Q & A: Marco Rubio on His Faith of Many Colors
As speculation has grown over who Mitt Romney will pick as his running mate, Florida Senator Marco Rubio has topped nearly every list. Rubio has also drawn attention with the release of his memoir, An American Son, as well as his brief time in the Church of Jesus Christ of Latter-day Saints, his baptism into the Roman Catholic Church, and his ties to an evangelical church. Christianity Today online editor Sarah Pulliam Bailey spoke with Rubio about his diverse faith background, how his faith influences his policy positions, and why Christians should be involved in the public square.
You were baptized as a Mormon and then as a Roman Catholic. Can you describe your faith journey?
My mother desperately wanted to give her kids a wholesome environment, and we were born into a traditional Catholic family. We had extended family members who were and remain active members of the LDS church, which does provide a very wholesome environment. We joined the church for a little less than three years when I was very young, after we moved to Las Vegas in 1979. I'm not sure my mom ever fully understood the church theologically. As a family we were never fully immersed in it because my father didn't buy in, so there are many intricacies to the faith that we never really got involved in. By the time I was in sixth grade, we had left the Mormon Church and gone back to Catholicism, and I did my First Communion on Christmas Day 1984.
And you attended an evangelical church for a period of time?
Sometime in 2000, I unfortunately got really busy with my political stuff. I perhaps didn't do a good job of spiritually leading my family, which is one of the roles I play alongside my wife. In the meantime, my wife and my sister found an excellent local church, Christ Fellowship. It does a phenomenal job on two fronts: bringing people to Jesus, and teaching the written Word through phenomenal preachers. And it has a fantastic children's program. For a period of time, it became our church home almost exclusively. I felt called back to Catholicism around 2004, but have maintained the relationship with Christ Fellowship and attend their services often or listen to the podcasts.

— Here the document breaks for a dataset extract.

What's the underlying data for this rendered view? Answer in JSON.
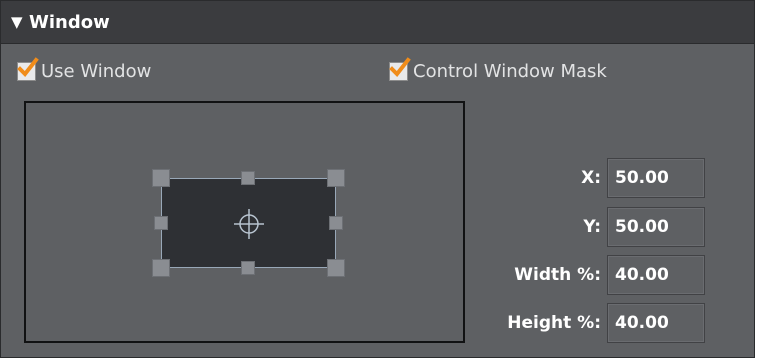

Did you have a conversion moment when you acknowledged your sins and Jesus' death on the cross?
There has never been a moment when faith hasn't been an important part of my life. There have been moments when I've been more alive in my faith than others. There have been times when I've been more involved in my faith, dedicating more to it, and giving it more importance. Like everybody else, unfortunately, it's usually in time of need that we tend to turn to our faith.
It would be unfair to say I had a moment of conversion. But one moment when my faith journey took on a different aspect was when my children became a bit older. I recognized that perhaps the most important part of my job in raising them is that I have only a handful of years to influence them and to inspire in them the knowledge of Jesus, Christianity, and what it means for salvation. If I fail in that regard, everything else becomes less meaningful.
Would you describe yourself as an evangelical?
I'm a Roman Catholic. I'm theologically in line with the Roman Catholic Church. I believe in the authority of the church, but I also have tremendous respect for my brothers and sisters in other Christian faiths. I recognize, as the Catholic Church does, that there are excellent teachings of the Word throughout other denominations. The elements of salvation are found in these churches as well. Some unifying principles bind all Christians: that God became a man and died for our sins, and that without that sacrifice, all of us would be doomed.